The auto focus is a bit like that on a Tamron lens. Point it at a target, press the shutter release button part way down, and it zooms in and zooms out and locks. Not particularly fast, unlike the 70-400mm G SSM, but once locked on a target it holds it very well and you can hear the auto focus motor clicking away as it maintains its lock and focus. The camera is set for ‘Continuous Auto Focus’.

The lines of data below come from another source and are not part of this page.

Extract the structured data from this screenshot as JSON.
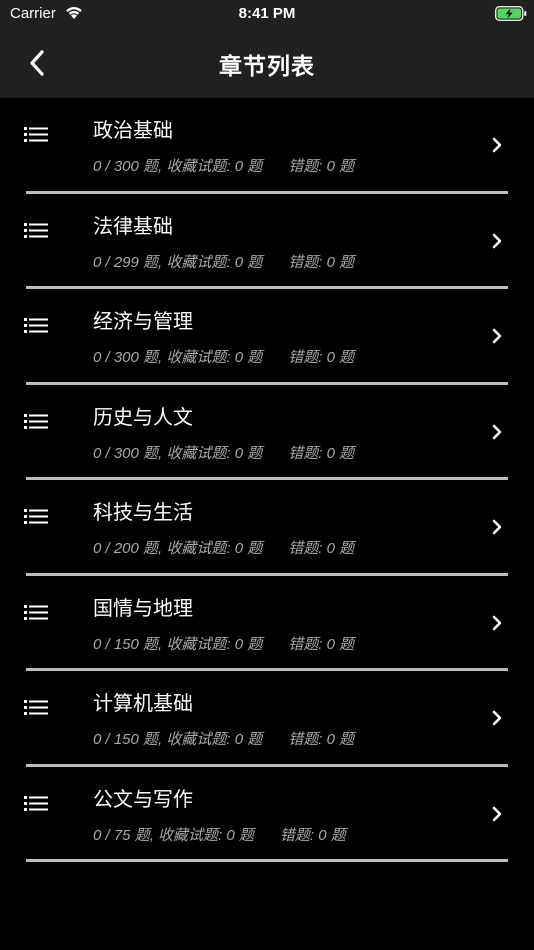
{
  "status_bar": {
    "carrier": "Carrier",
    "time": "8:41 PM"
  },
  "nav": {
    "title": "章节列表",
    "back_icon": "chevron-left-icon"
  },
  "colors": {
    "background": "#000000",
    "bar_background": "#202020",
    "divider": "#bdbdbd",
    "stats_text": "#a9a9a9",
    "battery_green": "#4cd964"
  },
  "chapters": [
    {
      "title": "政治基础",
      "progress": "0 / 300 题,",
      "favorites": "收藏试题: 0 题",
      "mistakes": "错题: 0 题"
    },
    {
      "title": "法律基础",
      "progress": "0 / 299 题,",
      "favorites": "收藏试题: 0 题",
      "mistakes": "错题: 0 题"
    },
    {
      "title": "经济与管理",
      "progress": "0 / 300 题,",
      "favorites": "收藏试题: 0 题",
      "mistakes": "错题: 0 题"
    },
    {
      "title": "历史与人文",
      "progress": "0 / 300 题,",
      "favorites": "收藏试题: 0 题",
      "mistakes": "错题: 0 题"
    },
    {
      "title": "科技与生活",
      "progress": "0 / 200 题,",
      "favorites": "收藏试题: 0 题",
      "mistakes": "错题: 0 题"
    },
    {
      "title": "国情与地理",
      "progress": "0 / 150 题,",
      "favorites": "收藏试题: 0 题",
      "mistakes": "错题: 0 题"
    },
    {
      "title": "计算机基础",
      "progress": "0 / 150 题,",
      "favorites": "收藏试题: 0 题",
      "mistakes": "错题: 0 题"
    },
    {
      "title": "公文与写作",
      "progress": "0 / 75 题,",
      "favorites": "收藏试题: 0 题",
      "mistakes": "错题: 0 题"
    }
  ]
}
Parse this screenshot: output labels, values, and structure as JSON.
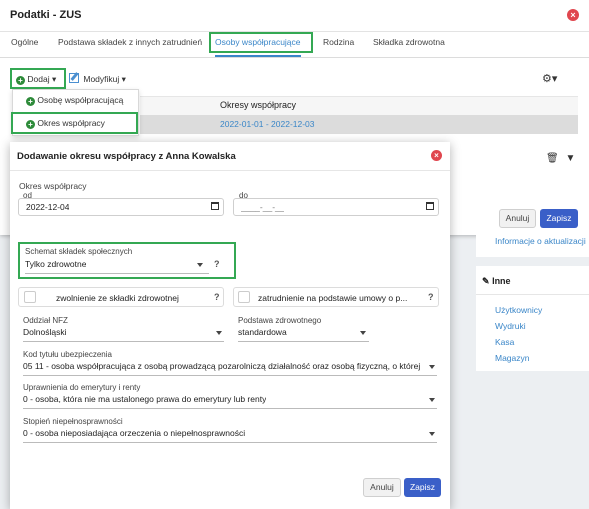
{
  "window": {
    "title": "Podatki - ZUS"
  },
  "tabs": [
    {
      "label": "Ogólne"
    },
    {
      "label": "Podstawa składek z innych zatrudnień"
    },
    {
      "label": "Osoby współpracujące"
    },
    {
      "label": "Rodzina"
    },
    {
      "label": "Składka zdrowotna"
    }
  ],
  "toolbar": {
    "add_label": "Dodaj",
    "modify_label": "Modyfikuj"
  },
  "add_menu": {
    "items": [
      {
        "label": "Osobę współpracującą"
      },
      {
        "label": "Okres współpracy"
      }
    ]
  },
  "table": {
    "header": "Okresy współpracy",
    "row": "2022-01-01 - 2022-12-03"
  },
  "bg_footer": {
    "cancel": "Anuluj",
    "save": "Zapisz"
  },
  "side": {
    "info_link": "Informacje o aktualizacji",
    "inne": {
      "title": "Inne",
      "links": [
        "Użytkownicy",
        "Wydruki",
        "Kasa",
        "Magazyn"
      ]
    }
  },
  "dialog": {
    "title": "Dodawanie okresu współpracy z Anna Kowalska",
    "period_label": "Okres współpracy",
    "from_label": "od",
    "from_value": "2022-12-04",
    "to_label": "do",
    "to_placeholder": "____-__-__",
    "schemat_label": "Schemat składek społecznych",
    "schemat_value": "Tylko zdrowotne",
    "zwolnienie": "zwolnienie ze składki zdrowotnej",
    "zatrudnienie": "zatrudnienie na podstawie umowy o p...",
    "nfz_label": "Oddział NFZ",
    "nfz_value": "Dolnośląski",
    "podstawa_label": "Podstawa zdrowotnego",
    "podstawa_value": "standardowa",
    "kod_label": "Kod tytułu ubezpieczenia",
    "kod_value": "05 11 - osoba współpracująca z osobą prowadzącą pozarolniczą działalność oraz osobą fizyczną, o której m",
    "emeryt_label": "Uprawnienia do emerytury i renty",
    "emeryt_value": "0 - osoba, która nie ma ustalonego prawa do emerytury lub renty",
    "niepeln_label": "Stopień niepełnosprawności",
    "niepeln_value": "0 - osoba nieposiadająca orzeczenia o niepełnosprawności",
    "cancel": "Anuluj",
    "save": "Zapisz"
  },
  "colors": {
    "accent": "#3a86c8",
    "primary_button": "#3a5fc8",
    "highlight": "#34a853",
    "close": "#e0464e"
  }
}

Due to the fixed aperture of F8, the only Auto Focus option is ‘Spot’ and the subject matter really does need to be in the centre of the frame for a good result. I have a few images where they are slightly off centre and one part of the aircraft can be razor sharp and the other slightly soft, but they were mainly on shutter speeds of around 1/320. A higher shutter speed would probably have solved that problem but the keep rate is better than the delete rate and the overall general focus and sharpness is very good. The best metering mode is also probably 'Spot' with 'Centre Weighted' coming a close second and you can use the 'Exposure Comp' to lighten or darken the image but that does up the ISO number.
The lens hood is very small and it was suggested on the forums and web sites that it should be replaced with a longer one to help cut down excess light from getting to the mirror and sensor. It was also suggested that rather than forking out for a new lens hood one could be made from black craft card with elastic bands to hold it in place. So in the best traditions of Blue Peter I used the black plastic cover off an A4 clip file, which length wise wraps around the lens with a bit to spare and cut it width wise to the same as that of the lens. It’s held together with sticky backed Velcro so I can flat pack it in my camera bag. With a large lens such as this, hand holding can be a problem when taking photographs due to any movement being amplified by the lens. I use a shoulder brace and along with the Sony Alpha in built camera stabilisation feature, I have had no problems with wobbly vision photographs. So Far.
PART 2 - GETTING TO GRIPS WITH IT (September 2010)